:: Task brief ::
Pull out every line below that contains the word "controllers".

-------- Materials provided

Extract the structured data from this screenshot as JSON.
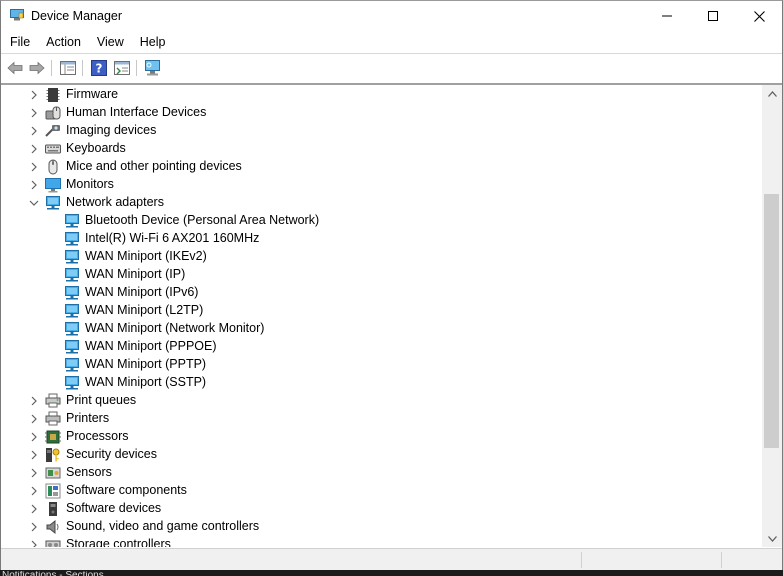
{
  "window": {
    "title": "Device Manager",
    "minimize_label": "",
    "maximize_label": "",
    "close_label": ""
  },
  "menu": [
    "File",
    "Action",
    "View",
    "Help"
  ],
  "tree": [
    {
      "label": "Firmware",
      "level": 0,
      "expanded": false,
      "icon": "firmware-icon"
    },
    {
      "label": "Human Interface Devices",
      "level": 0,
      "expanded": false,
      "icon": "hid-icon"
    },
    {
      "label": "Imaging devices",
      "level": 0,
      "expanded": false,
      "icon": "camera-icon"
    },
    {
      "label": "Keyboards",
      "level": 0,
      "expanded": false,
      "icon": "keyboard-icon"
    },
    {
      "label": "Mice and other pointing devices",
      "level": 0,
      "expanded": false,
      "icon": "mouse-icon"
    },
    {
      "label": "Monitors",
      "level": 0,
      "expanded": false,
      "icon": "monitor-icon"
    },
    {
      "label": "Network adapters",
      "level": 0,
      "expanded": true,
      "icon": "network-adapter-icon"
    },
    {
      "label": "Bluetooth Device (Personal Area Network)",
      "level": 1,
      "icon": "network-adapter-icon"
    },
    {
      "label": "Intel(R) Wi-Fi 6 AX201 160MHz",
      "level": 1,
      "icon": "network-adapter-icon"
    },
    {
      "label": "WAN Miniport (IKEv2)",
      "level": 1,
      "icon": "network-adapter-icon"
    },
    {
      "label": "WAN Miniport (IP)",
      "level": 1,
      "icon": "network-adapter-icon"
    },
    {
      "label": "WAN Miniport (IPv6)",
      "level": 1,
      "icon": "network-adapter-icon"
    },
    {
      "label": "WAN Miniport (L2TP)",
      "level": 1,
      "icon": "network-adapter-icon"
    },
    {
      "label": "WAN Miniport (Network Monitor)",
      "level": 1,
      "icon": "network-adapter-icon"
    },
    {
      "label": "WAN Miniport (PPPOE)",
      "level": 1,
      "icon": "network-adapter-icon"
    },
    {
      "label": "WAN Miniport (PPTP)",
      "level": 1,
      "icon": "network-adapter-icon"
    },
    {
      "label": "WAN Miniport (SSTP)",
      "level": 1,
      "icon": "network-adapter-icon"
    },
    {
      "label": "Print queues",
      "level": 0,
      "expanded": false,
      "icon": "print-queue-icon"
    },
    {
      "label": "Printers",
      "level": 0,
      "expanded": false,
      "icon": "printer-icon"
    },
    {
      "label": "Processors",
      "level": 0,
      "expanded": false,
      "icon": "processor-icon"
    },
    {
      "label": "Security devices",
      "level": 0,
      "expanded": false,
      "icon": "security-key-icon"
    },
    {
      "label": "Sensors",
      "level": 0,
      "expanded": false,
      "icon": "sensor-icon"
    },
    {
      "label": "Software components",
      "level": 0,
      "expanded": false,
      "icon": "software-component-icon"
    },
    {
      "label": "Software devices",
      "level": 0,
      "expanded": false,
      "icon": "software-device-icon"
    },
    {
      "label": "Sound, video and game controllers",
      "level": 0,
      "expanded": false,
      "icon": "speaker-icon"
    },
    {
      "label": "Storage controllers",
      "level": 0,
      "expanded": false,
      "icon": "storage-controller-icon"
    }
  ],
  "scroll": {
    "position_fraction": 0.35
  },
  "taskbar": {
    "text": "Notifications - Sections"
  },
  "colors": {
    "netblue": "#2a8fd6",
    "chevron": "#5f5f5f",
    "thumb": "#cdcdcd"
  }
}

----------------

:: Your response ::
      "label": "Sound, video and game controllers",
      "label": "Storage controllers",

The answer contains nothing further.